→ **REQUIREMENT**
Copy the full listing exactly.
*-*-*
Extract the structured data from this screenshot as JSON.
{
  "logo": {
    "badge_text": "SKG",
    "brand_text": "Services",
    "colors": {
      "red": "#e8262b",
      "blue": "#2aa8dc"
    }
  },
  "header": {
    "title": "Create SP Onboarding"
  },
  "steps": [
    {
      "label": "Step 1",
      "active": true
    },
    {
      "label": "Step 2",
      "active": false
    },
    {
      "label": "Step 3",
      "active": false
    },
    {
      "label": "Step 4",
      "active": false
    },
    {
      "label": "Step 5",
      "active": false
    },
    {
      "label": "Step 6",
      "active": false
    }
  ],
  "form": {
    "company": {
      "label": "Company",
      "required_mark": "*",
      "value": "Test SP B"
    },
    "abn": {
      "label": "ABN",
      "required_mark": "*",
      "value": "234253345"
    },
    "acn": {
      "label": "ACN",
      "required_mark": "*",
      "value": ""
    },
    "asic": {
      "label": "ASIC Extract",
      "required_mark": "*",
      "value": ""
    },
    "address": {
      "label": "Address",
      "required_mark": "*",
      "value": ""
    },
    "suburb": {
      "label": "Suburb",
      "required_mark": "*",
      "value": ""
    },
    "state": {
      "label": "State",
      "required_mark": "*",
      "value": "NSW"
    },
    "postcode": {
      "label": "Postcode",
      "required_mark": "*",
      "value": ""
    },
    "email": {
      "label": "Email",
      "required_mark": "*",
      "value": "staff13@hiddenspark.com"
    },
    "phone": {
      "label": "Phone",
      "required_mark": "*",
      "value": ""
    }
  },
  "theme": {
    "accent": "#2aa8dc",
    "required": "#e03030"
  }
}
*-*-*
→ **ANSWER TO THIS TASK**
Extract the structured data from this screenshot as JSON.
{
  "logo": {
    "badge_text": "SKG",
    "brand_text": "Services",
    "colors": {
      "red": "#e8262b",
      "blue": "#2aa8dc"
    }
  },
  "header": {
    "title": "Create SP Onboarding"
  },
  "steps": [
    {
      "label": "Step 1",
      "active": true
    },
    {
      "label": "Step 2",
      "active": false
    },
    {
      "label": "Step 3",
      "active": false
    },
    {
      "label": "Step 4",
      "active": false
    },
    {
      "label": "Step 5",
      "active": false
    },
    {
      "label": "Step 6",
      "active": false
    }
  ],
  "form": {
    "company": {
      "label": "Company",
      "required_mark": "*",
      "value": "Test SP B"
    },
    "abn": {
      "label": "ABN",
      "required_mark": "*",
      "value": "234253345"
    },
    "acn": {
      "label": "ACN",
      "required_mark": "*",
      "value": ""
    },
    "asic": {
      "label": "ASIC Extract",
      "required_mark": "*",
      "value": ""
    },
    "address": {
      "label": "Address",
      "required_mark": "*",
      "value": ""
    },
    "suburb": {
      "label": "Suburb",
      "required_mark": "*",
      "value": ""
    },
    "state": {
      "label": "State",
      "required_mark": "*",
      "value": "NSW"
    },
    "postcode": {
      "label": "Postcode",
      "required_mark": "*",
      "value": ""
    },
    "email": {
      "label": "Email",
      "required_mark": "*",
      "value": "staff13@hiddenspark.com"
    },
    "phone": {
      "label": "Phone",
      "required_mark": "*",
      "value": ""
    }
  },
  "theme": {
    "accent": "#2aa8dc",
    "required": "#e03030"
  }
}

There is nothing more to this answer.